PROVIDED DATA>

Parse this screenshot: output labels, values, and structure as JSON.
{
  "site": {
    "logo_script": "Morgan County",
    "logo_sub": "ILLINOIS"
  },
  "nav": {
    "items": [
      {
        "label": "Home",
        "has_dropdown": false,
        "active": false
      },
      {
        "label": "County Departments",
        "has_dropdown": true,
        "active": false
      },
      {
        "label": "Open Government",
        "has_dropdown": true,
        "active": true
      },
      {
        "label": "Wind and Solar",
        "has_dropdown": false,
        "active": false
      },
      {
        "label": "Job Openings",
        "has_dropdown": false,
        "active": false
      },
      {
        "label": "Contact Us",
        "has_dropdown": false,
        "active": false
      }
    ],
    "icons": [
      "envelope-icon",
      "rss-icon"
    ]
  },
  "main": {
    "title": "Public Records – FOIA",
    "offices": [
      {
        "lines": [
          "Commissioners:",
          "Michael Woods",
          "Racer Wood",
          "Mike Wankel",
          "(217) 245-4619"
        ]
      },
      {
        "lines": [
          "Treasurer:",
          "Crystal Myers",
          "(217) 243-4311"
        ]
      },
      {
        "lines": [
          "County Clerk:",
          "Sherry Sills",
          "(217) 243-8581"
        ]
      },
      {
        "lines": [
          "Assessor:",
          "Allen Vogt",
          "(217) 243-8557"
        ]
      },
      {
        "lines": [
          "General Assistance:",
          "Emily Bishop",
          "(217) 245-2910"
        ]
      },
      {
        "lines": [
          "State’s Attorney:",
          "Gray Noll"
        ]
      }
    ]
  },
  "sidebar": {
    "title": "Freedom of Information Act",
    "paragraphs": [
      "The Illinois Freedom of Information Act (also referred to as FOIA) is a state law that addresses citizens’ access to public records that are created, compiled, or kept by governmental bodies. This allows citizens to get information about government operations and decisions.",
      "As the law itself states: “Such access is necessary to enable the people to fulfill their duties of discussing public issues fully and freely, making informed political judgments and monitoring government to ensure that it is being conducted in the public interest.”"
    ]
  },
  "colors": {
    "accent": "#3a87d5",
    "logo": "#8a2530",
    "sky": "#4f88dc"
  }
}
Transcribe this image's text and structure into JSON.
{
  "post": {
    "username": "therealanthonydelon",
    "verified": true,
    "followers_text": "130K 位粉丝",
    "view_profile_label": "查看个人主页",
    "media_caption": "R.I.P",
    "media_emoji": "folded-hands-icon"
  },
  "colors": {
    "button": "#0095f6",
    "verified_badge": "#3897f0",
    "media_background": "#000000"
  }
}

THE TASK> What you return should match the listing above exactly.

RESPONSE FOR THIS EXERCISE>
Parse this screenshot: output labels, values, and structure as JSON.
{
  "site": {
    "logo_script": "Morgan County",
    "logo_sub": "ILLINOIS"
  },
  "nav": {
    "items": [
      {
        "label": "Home",
        "has_dropdown": false,
        "active": false
      },
      {
        "label": "County Departments",
        "has_dropdown": true,
        "active": false
      },
      {
        "label": "Open Government",
        "has_dropdown": true,
        "active": true
      },
      {
        "label": "Wind and Solar",
        "has_dropdown": false,
        "active": false
      },
      {
        "label": "Job Openings",
        "has_dropdown": false,
        "active": false
      },
      {
        "label": "Contact Us",
        "has_dropdown": false,
        "active": false
      }
    ],
    "icons": [
      "envelope-icon",
      "rss-icon"
    ]
  },
  "main": {
    "title": "Public Records – FOIA",
    "offices": [
      {
        "lines": [
          "Commissioners:",
          "Michael Woods",
          "Racer Wood",
          "Mike Wankel",
          "(217) 245-4619"
        ]
      },
      {
        "lines": [
          "Treasurer:",
          "Crystal Myers",
          "(217) 243-4311"
        ]
      },
      {
        "lines": [
          "County Clerk:",
          "Sherry Sills",
          "(217) 243-8581"
        ]
      },
      {
        "lines": [
          "Assessor:",
          "Allen Vogt",
          "(217) 243-8557"
        ]
      },
      {
        "lines": [
          "General Assistance:",
          "Emily Bishop",
          "(217) 245-2910"
        ]
      },
      {
        "lines": [
          "State’s Attorney:",
          "Gray Noll"
        ]
      }
    ]
  },
  "sidebar": {
    "title": "Freedom of Information Act",
    "paragraphs": [
      "The Illinois Freedom of Information Act (also referred to as FOIA) is a state law that addresses citizens’ access to public records that are created, compiled, or kept by governmental bodies. This allows citizens to get information about government operations and decisions.",
      "As the law itself states: “Such access is necessary to enable the people to fulfill their duties of discussing public issues fully and freely, making informed political judgments and monitoring government to ensure that it is being conducted in the public interest.”"
    ]
  },
  "colors": {
    "accent": "#3a87d5",
    "logo": "#8a2530",
    "sky": "#4f88dc"
  }
}
Transcribe this image's text and structure into JSON.
{
  "post": {
    "username": "therealanthonydelon",
    "verified": true,
    "followers_text": "130K 位粉丝",
    "view_profile_label": "查看个人主页",
    "media_caption": "R.I.P",
    "media_emoji": "folded-hands-icon"
  },
  "colors": {
    "button": "#0095f6",
    "verified_badge": "#3897f0",
    "media_background": "#000000"
  }
}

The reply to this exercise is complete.